Also heartening for those who find it difficult to exercise regularly is a 2023 cohort study which showed that taking 8,000 steps just one or two days during the week can result in a substantially lower risk of cardiovascular and all-cause mortality.

Most reassuring: “While the longer you have consistently followed a walking routine the higher the chance for life extension, beginning at any age will positively impact your health,” shares Dr. Maciej Banach, meta-analysis study lead and adjunct professor at the Ciccarone Center for the Prevention of Cardiovascular Disease, Johns Hopkins University School of Medicine. “If you first start walking for exercise at age 60, or 65, or 70,  and commit to it regularly, you can still experience all these important health benefits.”

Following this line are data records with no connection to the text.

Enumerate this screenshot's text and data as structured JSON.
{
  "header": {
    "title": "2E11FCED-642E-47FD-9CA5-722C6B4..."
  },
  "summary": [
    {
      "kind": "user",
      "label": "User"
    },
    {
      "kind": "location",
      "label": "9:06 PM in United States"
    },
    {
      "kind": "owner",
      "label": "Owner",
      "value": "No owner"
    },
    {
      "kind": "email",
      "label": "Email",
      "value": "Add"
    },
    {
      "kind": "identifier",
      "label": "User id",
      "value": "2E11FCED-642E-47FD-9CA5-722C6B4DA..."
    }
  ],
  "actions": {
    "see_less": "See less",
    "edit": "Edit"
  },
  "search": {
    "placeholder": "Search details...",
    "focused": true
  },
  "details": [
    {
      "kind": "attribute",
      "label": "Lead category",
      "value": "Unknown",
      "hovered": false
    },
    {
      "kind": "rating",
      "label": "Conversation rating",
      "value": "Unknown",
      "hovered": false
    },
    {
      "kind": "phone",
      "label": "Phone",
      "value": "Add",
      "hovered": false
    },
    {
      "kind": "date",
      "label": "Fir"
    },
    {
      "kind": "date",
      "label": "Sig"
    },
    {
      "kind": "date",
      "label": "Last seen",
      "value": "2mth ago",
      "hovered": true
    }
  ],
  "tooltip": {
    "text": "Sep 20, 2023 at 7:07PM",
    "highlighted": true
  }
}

Ready to take the first step toward your health and fitness goals? “Start small,” advises American Council on Exercise expert Chris Gagliardi. “Breaking it down into manageable chunks of 10-minute walks makes it easier to find the time and energy to get it done, and that success will motivate you to do more. Think about it this way…if you replace 10 minutes of sitting with 10 minutes of walking, you’ve made a 100% improvement in your fitness goal!”

If you’re looking to step it up, try some of these walking challenges:

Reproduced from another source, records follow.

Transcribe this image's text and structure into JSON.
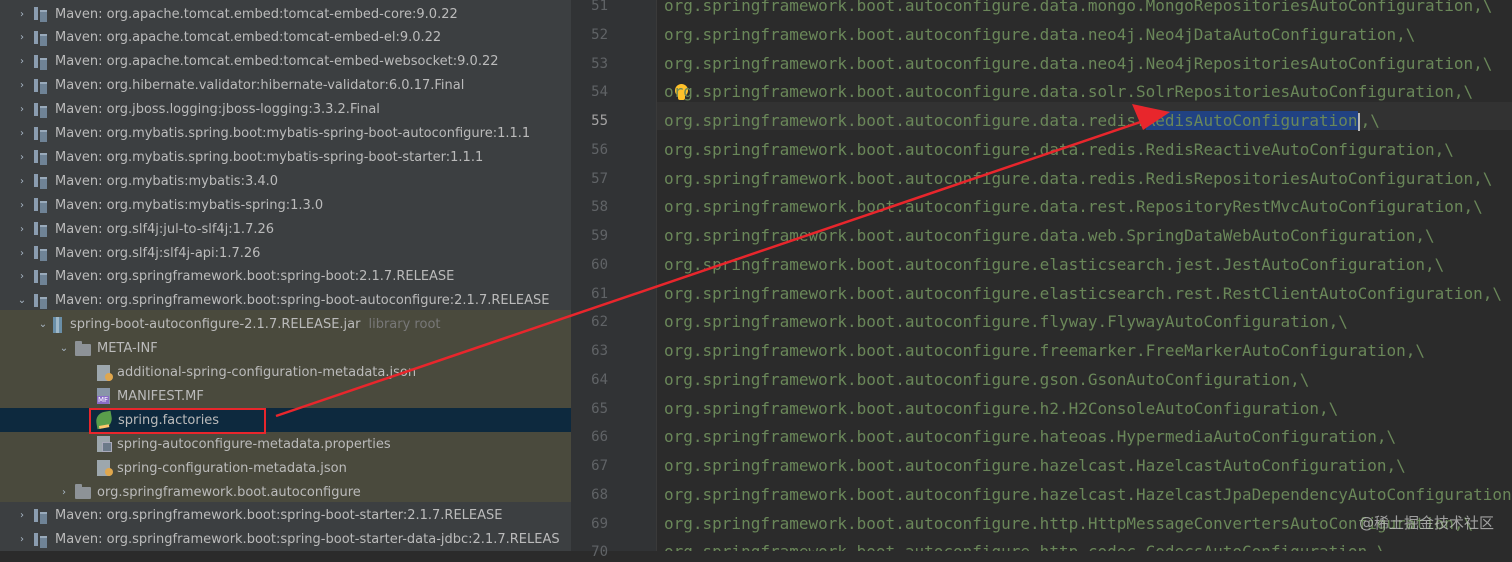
{
  "tree": [
    {
      "indent": 0,
      "arrow": "›",
      "icon": "lib",
      "label": "Maven: org.apache.tomcat.embed:tomcat-embed-core:9.0.22"
    },
    {
      "indent": 0,
      "arrow": "›",
      "icon": "lib",
      "label": "Maven: org.apache.tomcat.embed:tomcat-embed-el:9.0.22"
    },
    {
      "indent": 0,
      "arrow": "›",
      "icon": "lib",
      "label": "Maven: org.apache.tomcat.embed:tomcat-embed-websocket:9.0.22"
    },
    {
      "indent": 0,
      "arrow": "›",
      "icon": "lib",
      "label": "Maven: org.hibernate.validator:hibernate-validator:6.0.17.Final"
    },
    {
      "indent": 0,
      "arrow": "›",
      "icon": "lib",
      "label": "Maven: org.jboss.logging:jboss-logging:3.3.2.Final"
    },
    {
      "indent": 0,
      "arrow": "›",
      "icon": "lib",
      "label": "Maven: org.mybatis.spring.boot:mybatis-spring-boot-autoconfigure:1.1.1"
    },
    {
      "indent": 0,
      "arrow": "›",
      "icon": "lib",
      "label": "Maven: org.mybatis.spring.boot:mybatis-spring-boot-starter:1.1.1"
    },
    {
      "indent": 0,
      "arrow": "›",
      "icon": "lib",
      "label": "Maven: org.mybatis:mybatis:3.4.0"
    },
    {
      "indent": 0,
      "arrow": "›",
      "icon": "lib",
      "label": "Maven: org.mybatis:mybatis-spring:1.3.0"
    },
    {
      "indent": 0,
      "arrow": "›",
      "icon": "lib",
      "label": "Maven: org.slf4j:jul-to-slf4j:1.7.26"
    },
    {
      "indent": 0,
      "arrow": "›",
      "icon": "lib",
      "label": "Maven: org.slf4j:slf4j-api:1.7.26"
    },
    {
      "indent": 0,
      "arrow": "›",
      "icon": "lib",
      "label": "Maven: org.springframework.boot:spring-boot:2.1.7.RELEASE"
    },
    {
      "indent": 0,
      "arrow": "⌄",
      "icon": "lib",
      "label": "Maven: org.springframework.boot:spring-boot-autoconfigure:2.1.7.RELEASE"
    },
    {
      "indent": 1,
      "arrow": "⌄",
      "icon": "jar",
      "label": "spring-boot-autoconfigure-2.1.7.RELEASE.jar",
      "sub": "library root"
    },
    {
      "indent": 2,
      "arrow": "⌄",
      "icon": "folder",
      "label": "META-INF"
    },
    {
      "indent": 3,
      "arrow": "",
      "icon": "file json",
      "label": "additional-spring-configuration-metadata.json"
    },
    {
      "indent": 3,
      "arrow": "",
      "icon": "file mf",
      "label": "MANIFEST.MF"
    },
    {
      "indent": 3,
      "arrow": "",
      "icon": "leaf",
      "label": "spring.factories",
      "selected": true
    },
    {
      "indent": 3,
      "arrow": "",
      "icon": "file prop",
      "label": "spring-autoconfigure-metadata.properties"
    },
    {
      "indent": 3,
      "arrow": "",
      "icon": "file json",
      "label": "spring-configuration-metadata.json"
    },
    {
      "indent": 2,
      "arrow": "›",
      "icon": "folder",
      "label": "org.springframework.boot.autoconfigure"
    },
    {
      "indent": 0,
      "arrow": "›",
      "icon": "lib",
      "label": "Maven: org.springframework.boot:spring-boot-starter:2.1.7.RELEASE"
    },
    {
      "indent": 0,
      "arrow": "›",
      "icon": "lib",
      "label": "Maven: org.springframework.boot:spring-boot-starter-data-jdbc:2.1.7.RELEAS"
    }
  ],
  "editor": {
    "current_line": 55,
    "lines": [
      {
        "num": "51",
        "text": "org.springframework.boot.autoconfigure.data.mongo.MongoRepositoriesAutoConfiguration,\\"
      },
      {
        "num": "52",
        "text": "org.springframework.boot.autoconfigure.data.neo4j.Neo4jDataAutoConfiguration,\\"
      },
      {
        "num": "53",
        "text": "org.springframework.boot.autoconfigure.data.neo4j.Neo4jRepositoriesAutoConfiguration,\\"
      },
      {
        "num": "54",
        "text": "org.springframework.boot.autoconfigure.data.solr.SolrRepositoriesAutoConfiguration,\\"
      },
      {
        "num": "55",
        "pre": "org.springframework.boot.autoconfigure.data.redis.",
        "hl": "RedisAutoConfiguration",
        "post": ",\\"
      },
      {
        "num": "56",
        "text": "org.springframework.boot.autoconfigure.data.redis.RedisReactiveAutoConfiguration,\\"
      },
      {
        "num": "57",
        "text": "org.springframework.boot.autoconfigure.data.redis.RedisRepositoriesAutoConfiguration,\\"
      },
      {
        "num": "58",
        "text": "org.springframework.boot.autoconfigure.data.rest.RepositoryRestMvcAutoConfiguration,\\"
      },
      {
        "num": "59",
        "text": "org.springframework.boot.autoconfigure.data.web.SpringDataWebAutoConfiguration,\\"
      },
      {
        "num": "60",
        "text": "org.springframework.boot.autoconfigure.elasticsearch.jest.JestAutoConfiguration,\\"
      },
      {
        "num": "61",
        "text": "org.springframework.boot.autoconfigure.elasticsearch.rest.RestClientAutoConfiguration,\\"
      },
      {
        "num": "62",
        "text": "org.springframework.boot.autoconfigure.flyway.FlywayAutoConfiguration,\\"
      },
      {
        "num": "63",
        "text": "org.springframework.boot.autoconfigure.freemarker.FreeMarkerAutoConfiguration,\\"
      },
      {
        "num": "64",
        "text": "org.springframework.boot.autoconfigure.gson.GsonAutoConfiguration,\\"
      },
      {
        "num": "65",
        "text": "org.springframework.boot.autoconfigure.h2.H2ConsoleAutoConfiguration,\\"
      },
      {
        "num": "66",
        "text": "org.springframework.boot.autoconfigure.hateoas.HypermediaAutoConfiguration,\\"
      },
      {
        "num": "67",
        "text": "org.springframework.boot.autoconfigure.hazelcast.HazelcastAutoConfiguration,\\"
      },
      {
        "num": "68",
        "text": "org.springframework.boot.autoconfigure.hazelcast.HazelcastJpaDependencyAutoConfiguration"
      },
      {
        "num": "69",
        "text": "org.springframework.boot.autoconfigure.http.HttpMessageConvertersAutoConfiguration,\\"
      },
      {
        "num": "70",
        "text": "org.springframework.boot.autoconfigure.http.codec.CodecsAutoConfiguration,\\"
      }
    ]
  },
  "watermark": "@稀土掘金技术社区",
  "colors": {
    "annotation_red": "#e8262c",
    "code_green": "#6a8759",
    "selection_blue": "#214283",
    "row_selected": "#0d293e"
  }
}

  • High intensity interval training (HIIT) alternates short bursts of intense effort with short periods of recovery. After a good warm-up, increase your speed and go as fast as you can for 20 to 30 seconds. Return to a comfortable walking pace for a minute or two, and repeat for a few cycles. Start with one short HIIT walk weekly, and add more to your routine as desired.
  • Rucking is the act of walking while carrying a loaded backpack or wearing a weighted vest. Derived from military drills, rucking combines cardiorespiratory activity with muscular strength training, and can help reduce the risk of age-related health conditions such as type 2 diabetes and osteoporosis. To ensure comfort and safety, opt for a vest or load 5 to 10% of your body weight.
  • Walking poles help distribute upper-body weight into the arms and can increase the amount of calories burned by 20%. They can be used on flat surfaces as well as when hiking.
  • Add a level of difficulty by increasing speed, seeking out hills and inclines, and varying your walking surface.

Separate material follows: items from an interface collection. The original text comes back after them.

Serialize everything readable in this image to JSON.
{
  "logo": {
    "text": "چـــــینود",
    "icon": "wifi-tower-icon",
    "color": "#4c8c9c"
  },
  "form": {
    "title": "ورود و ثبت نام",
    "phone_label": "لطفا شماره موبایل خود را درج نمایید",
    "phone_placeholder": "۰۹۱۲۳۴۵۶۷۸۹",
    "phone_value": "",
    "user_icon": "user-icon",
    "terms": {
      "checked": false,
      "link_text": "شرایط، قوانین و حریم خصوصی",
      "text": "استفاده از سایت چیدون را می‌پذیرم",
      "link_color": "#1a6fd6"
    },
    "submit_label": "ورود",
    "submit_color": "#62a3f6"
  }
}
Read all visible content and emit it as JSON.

Maciej Banach et al, on behalf of the Lipid and Blood Pressure Meta-analysis Collaboration (LBPMC) Group and the International Lipid Expert Panel (ILEP). The association between daily step count and all-cause and cardiovascular mortality: a meta-analysis, European Journal of Preventive Cardiology, 2023; zwad229, https://doi.org/10.1093/eurjpc/zwad229

Inoue K, Tsugawa Y, Mayeda ER, Ritz B. Association of Daily Step Patterns With Mortality in US Adults, JAMA Netw Open. 2023;6(3):e235174, https://jamanetwork.com/journals/jamanetworkopen/fullarticle/2802810

American Council on Exercise, Walking Toolkit, https://acewebcontent.azureedge.net/assets/about-ace/advocacy/Walking_Toolkit_Community.pdf[/vc_column_text][/vc_column][vc_column width=”1/3″][vc_column_text]Walk This Way

Perfect your walking form in 8 easy steps.

  1. Stand tall. Imagining a wire attached to the crown of your head is gently pulling you upward will help you walk more briskly.
  2. Look to the horizon to help avoid stress on the neck.
  3. Lift your chest and tighten your abs to take pressure off your back.
  4. Drop your shoulders down and allow your arms to bend naturally at the elbow. Swing your arms to increase speed.
  5. Maintain a neutral pelvis. Don’t tuck your tailbone under or overarch your back.
  6. Keep your front leg straight but not locked for a smoother stride.
  7. Aim your knees and toes forward to reduce chance of injury.
  8. Land on your heel to facilitate the heel to toe motion that carries you the furthest and fastest.